I’m trying to be a good New Mexican during the COVID crisis. I am not hoarding ammo or TP. I do not gather with more than one neighbor and another dog. But I draw the line at long hair.
I am afraid to check in with my longtime hair cutter in Bernalillo. She’s shut down like everyone else. She just moved to a new shop with lower rent and, back at home, she’s holding down the fort with a mother and grandaughter. I don’t want to tell her that I have mail-ordered a pair of clippers.
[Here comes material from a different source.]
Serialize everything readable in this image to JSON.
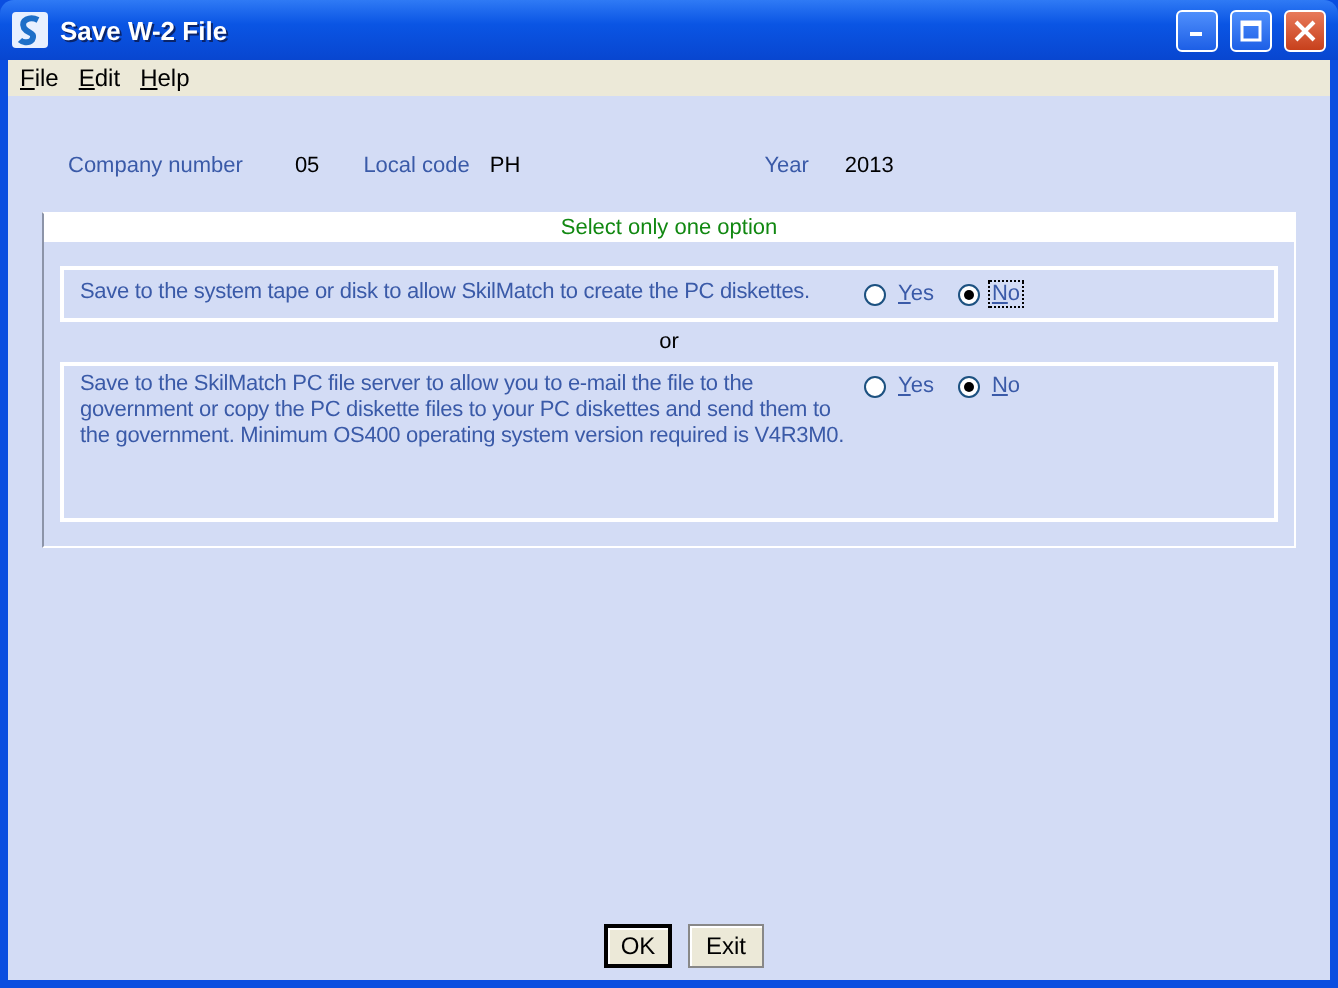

My mother used to say she timed her sons’ haircuts according to behavior. When you started acting like a jerk, you were due for another crew cut. In the early days, the task was taken on by my father, a former Marine. I can still feel the weight of his giant paw clamping my head while he got gung ho with the clippers. I let my hair cutter decide things for me these days. I just hope she can hang on.
Good guy or miscreant, I never wanted to look like a rock star. I dug out an old pair of clippers that I had last used on my late Australian Shepherd, Cooper. I cleaned the blades but his heavy coat apparently wore the gizmo out. So, it was on to Amazon, although it appears clippers might be as much in demand as toiletries and firepower. It’s been a couple of weeks and the hair cutting thing still has not arrived. Fearful of the Prince Valiant look, I am not trying scissors.
As usual, though, my problems are small compared to the rest of the world. I watched Gov. Michelle Lujan Grisham’s news conference today on easing COVID-19 restrictions. But the easing does not apply to three counties in the northwest where many Native Americans live. The virus is rampant there.
I remembered the sunset photo I took from my back porch last night. It’s looking through the window of the Rio Puerco toward Zuni and the Navajo Nation, shot with a new iPhone from a mostly affluent Zip Code that has had just four cases of COVID-19.
I still don’t know what folks are gonna do with all that ammo and TP.
Also at Dream Ranch: Easter Parade